The stage would have to wait, though, because at 17, Ksyn packed up her ambitions and brought them to Franklin Pierce University in New Hampshire. While at school, Ksyn was exposed to a new genre of movement. “I had never taken a modern class, but the dance curriculum consisted of only modern and ballet!” Diving right in with the encouragement of her professors, she found a new outlet and respect for the unfamiliar form of dance.
While at school, for three years Ksyn was president of “SISTUHS,” an organization dedicated to educating the campus about women’s issues like breast cancer and rape. When she choreographed a hip-hop piece for her school’s Midnight Madness in conjunction with the group, she realized the impact her modern training was having on her personal style. “I was teaching hip hop to my club, but I was using the modern vocabulary from class,” she says.
In 2005, Ksyn graduated with a B.S. in Arts Management. “It incorporated all the elements I would need to know in the industry—law, business, marketing, how to write grants,” she says. “And I still got to dance.” Returning to NYC a more educated and versatile dancer, Ksyn decided to pursue what she loved most: hip hop. She signed with Bloc NYC, an agency for dance and choreography, and soon earned her first dance gig, backing Sean Kingston on BET Network’s show 106 & Park. From there, her continuous success with hip-hop stars has been nonstop.
Regardless of the singer at the mic, Ksyn, whose dream job is to perform with Janet Jackson, stresses the maintenance of a good working relationship with all performers. “When I work with artists, I put them above everything else.” This is partially why Klang, who now considers Ksyn one of his best friends, admires her. “She’s so talented and has a great work ethic—constantly practicing,” he says. “She’s so humble in rehearsal, but the animal comes out on stage.”
Now, Ksyn is taking classes in many styles to continue improving. “Having more styles under your belt makes grasping choreography easier,” she says. “Take class to learn, not to book a gig,” she adds, warning dancers against treating class as an audition.
In the future, Ksyn plans to put her performing experience [ital: and] college degree to use by starting her own youth arts nonprofit organization, similar to the one that nurtured her talent. “When you don’t have people pushing for you as a kid, you feel like you have no one in your corner,” she says. “Teens in Motion kept me busy.
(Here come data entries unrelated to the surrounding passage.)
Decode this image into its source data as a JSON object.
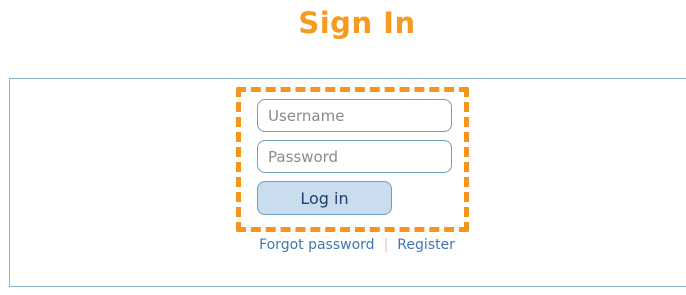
{
  "header": {
    "title": "Sign In"
  },
  "form": {
    "username_placeholder": "Username",
    "password_placeholder": "Password",
    "login_label": "Log in"
  },
  "links": {
    "forgot_password": "Forgot password",
    "separator": "|",
    "register": "Register"
  },
  "colors": {
    "accent": "#f79a1e",
    "highlight_border": "#f7941d",
    "link": "#3f78ae",
    "button_bg": "#c9ddee",
    "field_border": "#6e9fc1"
  }
}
When everyone else was getting into trouble on the streets, I was in rehearsal. I want to start a program like that, teaching dance, acting and singing, so that teens have an inexpensive place to turn to.” In the meantime, catch her onstage with Klang, R & B singers Mario and Jeremiah or with Rhapsody’s Sirens Assassins, where her swag and sass mesmerize everyone in the crowd.
December 29, 1983
Tanesha Cason. She picked a stage name to sound like her last name so she could still respond to it!
General Tso’s chicken
Favorite costume ever worn:
“When I danced with Eve in Australia, we wore French maid outfits with platinum blond wigs, fishnets and gold sneakers.”
Monica Levy is a dancer and writer in NYC.
Photo by Jeremy Jennings